For starters, fonts can cause issues. If the PDF contains a font that you (or the translator) do not have in Microsoft Word, for example, Word will select a font that it deems to be similar. Sometimes this “substitute” font is indiscernible from the original, while other times it is, shall we say, less successful.

And if the PDF was created from an InDesign file and you export it to a Word document, a nightmarish web of column and section breaks and hard returns will likely end up in the Word file and make it almost as unusable for translation as the PDF (for the reasons outlined earlier).

Potential Pitfalls, Part II: InDesign

Since InDesign files are true source files, they ordinarily work beautifully for translation. The major exception is if the text they contain has been outlined (or created as outlines, which is the terminology used in InDesign). We talk about the pros and cons of outlining fonts in another post (and the designer and printer online community also has loads to say on the subject), but suffice it to say here that if you want your LSP to be able to translate your InDesign file, the text it contains cannot have been converted to outlines. It must still be editable text. Checking if your font is outlined should be easy enough – try clicking into the text to make changes (adding or deleting a letter, for example; just make sure you undo whatever change you make before sending the file for translation!). If you can make edits to the text, good news! Your text is still editable and your file should be a go for translation. If you cannot, this means that the text has been converted to outlines, and you’ll need a plan B.Adobe InDesign logo

There is also a lot of buzz online about “rescuing” text from its outlined form, and you may be able to turn outlines back into an editable font, though not without what may turn into a whole lot of additional time and frustration. Depending on the amount of text, and the difficulties you run into with the strategies you find online, you may simply end up retyping outlines as editable text. But who has time for that??

Morals of the Story

One reply that is repeated over and over again in online forums about outlining fonts is the same we’re preaching here: always keep a copy of your source file accessible. If you are not the one making changes to source files but you have been tasked with getting translations of new documentation or updates to existing documentation (we also address translations of updated documents here), you may need to have a conversation with the appropriate parties about ensuring that you have access to source documentation so that translation is as efficient a process as possible.

This last point relates back to our Global Communication Maturity Model (GCMM). Is translation something you need on a regular basis but source file accessibility continues to be restricted or nonexistent? Internal process management, in this case having access to source files, can make a huge difference in external process management, e.g., eliminating pain points, and thus increasing efficiencies of time and cost, in translation.LSI Inc's Global Communication Maturity Model graphic

TL; DR? Key takeaways

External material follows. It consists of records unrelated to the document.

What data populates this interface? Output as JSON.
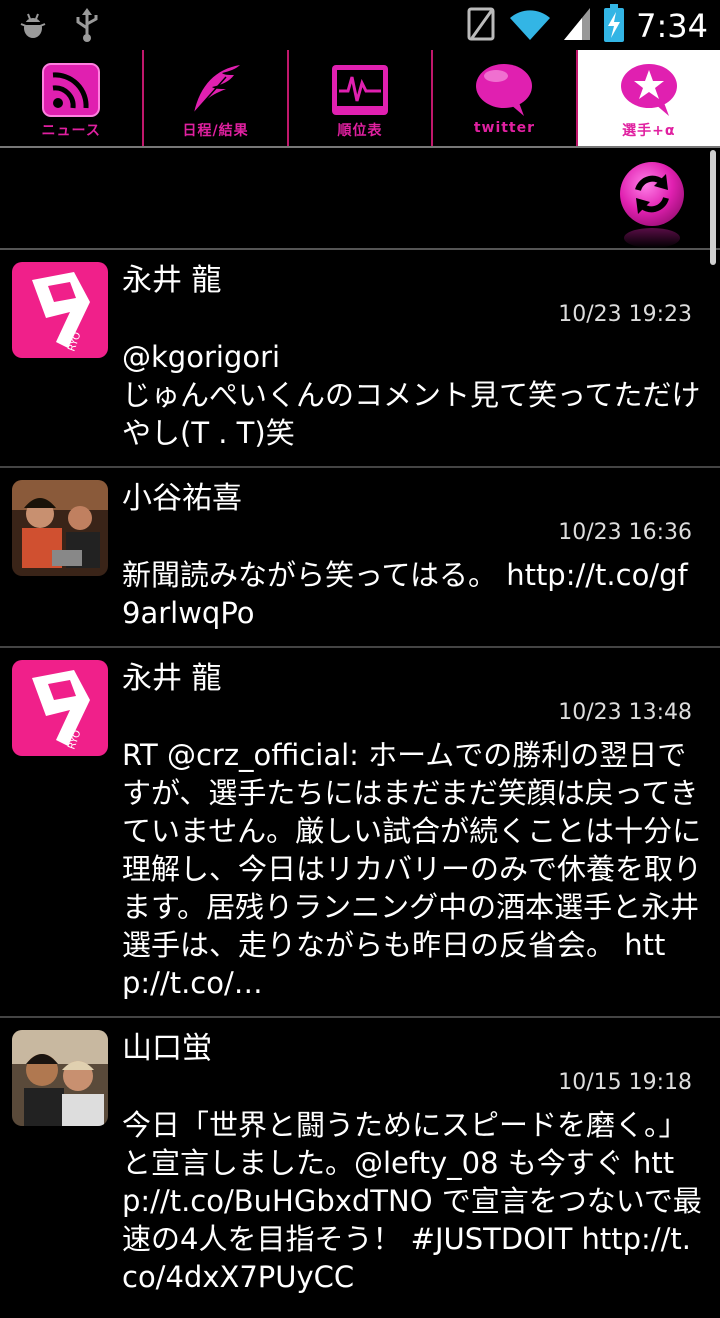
{
  "status_bar": {
    "time": "7:34",
    "icons": [
      "bug-icon",
      "usb-icon",
      "no-sim-icon",
      "wifi-icon",
      "signal-icon",
      "battery-charging-icon"
    ]
  },
  "tabs": [
    {
      "label": "ニュース",
      "icon": "rss-icon"
    },
    {
      "label": "日程/結果",
      "icon": "feather-icon"
    },
    {
      "label": "順位表",
      "icon": "chart-icon"
    },
    {
      "label": "twitter",
      "icon": "speech-bubble-icon"
    },
    {
      "label": "選手+α",
      "icon": "star-bubble-icon",
      "active": true
    }
  ],
  "colors": {
    "accent": "#e020a0",
    "divider": "#444444"
  },
  "tweets": [
    {
      "name": "永井 龍",
      "time": "10/23 19:23",
      "text": "@kgorigori\nじゅんぺいくんのコメント見て笑ってただけやし(T . T)笑",
      "avatar": "pink-9-ryo-avatar"
    },
    {
      "name": "小谷祐喜",
      "time": "10/23 16:36",
      "text": "新聞読みながら笑ってはる。 http://t.co/gf9arlwqPo",
      "avatar": "photo-avatar"
    },
    {
      "name": "永井 龍",
      "time": "10/23 13:48",
      "text": "RT @crz_official: ホームでの勝利の翌日ですが、選手たちにはまだまだ笑顔は戻ってきていません。厳しい試合が続くことは十分に理解し、今日はリカバリーのみで休養を取ります。居残りランニング中の酒本選手と永井選手は、走りながらも昨日の反省会。 http://t.co/…",
      "avatar": "pink-9-ryo-avatar"
    },
    {
      "name": "山口蛍",
      "time": "10/15 19:18",
      "text": "今日「世界と闘うためにスピードを磨く。」と宣言しました。@lefty_08 も今すぐ http://t.co/BuHGbxdTNO で宣言をつないで最速の4人を目指そう！ #JUSTDOIT http://t.co/4dxX7PUyCC",
      "avatar": "photo-avatar-2"
    }
  ]
}
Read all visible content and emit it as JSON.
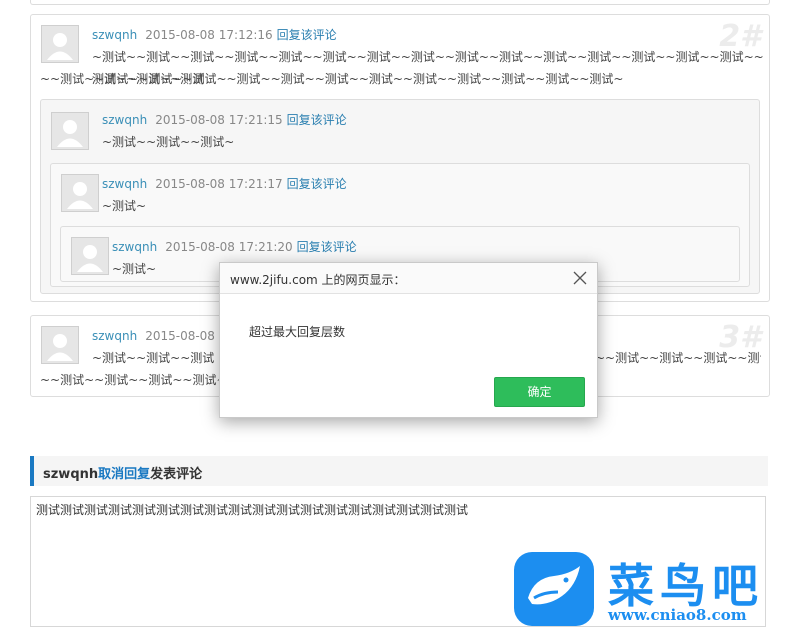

  1. Source documents should always be your go-to when sending copy for translation.
  2. A PDF is not a source document.
  3. Avoid unnecessary hard returns and get in the habit of using soft returns when breaking up text that should remain as a single unit.
  4. PDFs can be converted to more translation-friendly formats using Acrobat’s export feature or the ABBYY PDF Transformer.
  5. Beware of any unwanted side effects of conversion, like font differences or column and section breaks, when exporting PDFs for translation.
  6. InDesign files must contain editable text, not outlines, to be used for translation.
  7. If you are responsible for contracting translation but do not have access to source documents, start a conversation about how you can save your company time and money by being able to send source files to your LSP.

If you are still scratching your head about all of this, don’t hesitate to ask a question in the comments or contact us! We’d love to discuss your translation needs and how we can work together to help eliminate your pain points in translation and optimize your global communication.